→ Work instructions
Copy out each line of the data holding "Import".

→ Data for the task
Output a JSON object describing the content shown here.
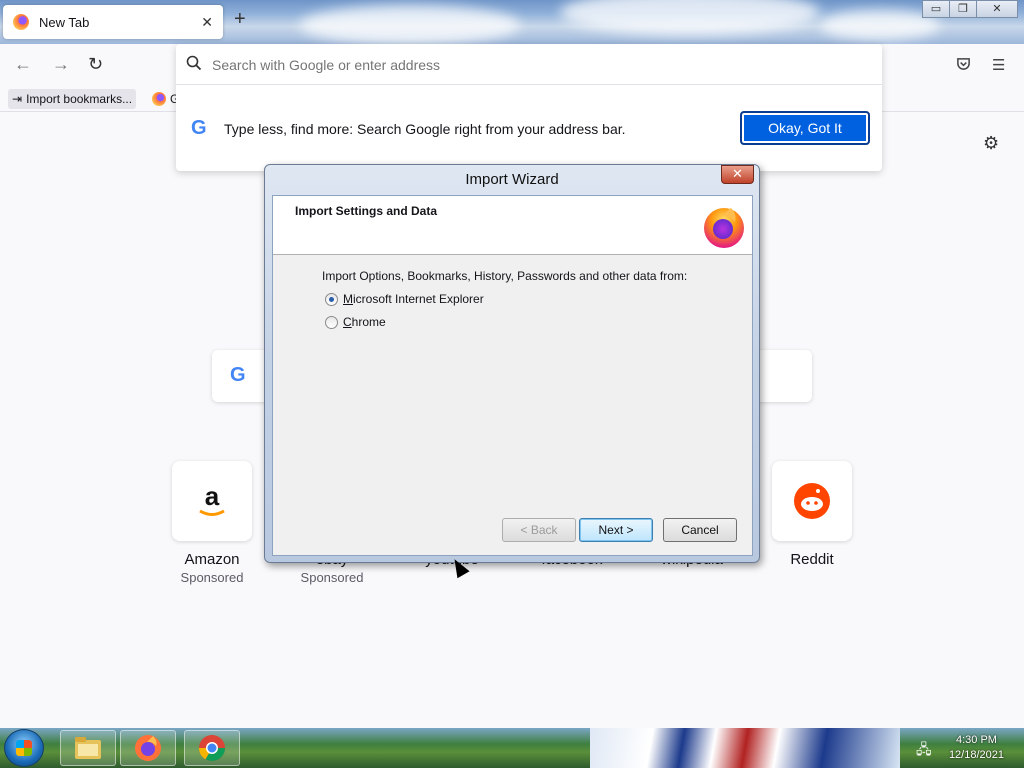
{
  "browser": {
    "tab_title": "New Tab",
    "tab_close": "✕",
    "new_tab": "+",
    "window_controls": {
      "minimize": "▭",
      "restore": "❐",
      "close": "✕"
    },
    "address_placeholder": "Search with Google or enter address",
    "bookmarks": [
      {
        "label": "Import bookmarks..."
      },
      {
        "label": "G"
      }
    ]
  },
  "url_popup": {
    "tip_text": "Type less, find more: Search Google right from your address bar.",
    "ok_button": "Okay, Got It"
  },
  "new_tab_page": {
    "sites": [
      {
        "name": "Amazon",
        "sub": "Sponsored"
      },
      {
        "name": "ebay",
        "sub": "Sponsored"
      },
      {
        "name": "youtube",
        "sub": ""
      },
      {
        "name": "facebook",
        "sub": ""
      },
      {
        "name": "wikipedia",
        "sub": ""
      },
      {
        "name": "Reddit",
        "sub": ""
      }
    ]
  },
  "wizard": {
    "title": "Import Wizard",
    "close": "✕",
    "header_title": "Import Settings and Data",
    "options_label": "Import Options, Bookmarks, History, Passwords and other data from:",
    "options": [
      {
        "underline": "M",
        "rest": "icrosoft Internet Explorer",
        "selected": true
      },
      {
        "underline": "C",
        "rest": "hrome",
        "selected": false
      }
    ],
    "buttons": {
      "back": "< Back",
      "back_ul": "B",
      "next": "Next >",
      "next_ul": "N",
      "cancel": "Cancel"
    }
  },
  "taskbar": {
    "time": "4:30 PM",
    "date": "12/18/2021"
  }
}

→ Written solution
        "label": "Import bookmarks..."
    "title": "Import Wizard",
    "header_title": "Import Settings and Data",
    "options_label": "Import Options, Bookmarks, History, Passwords and other data from:",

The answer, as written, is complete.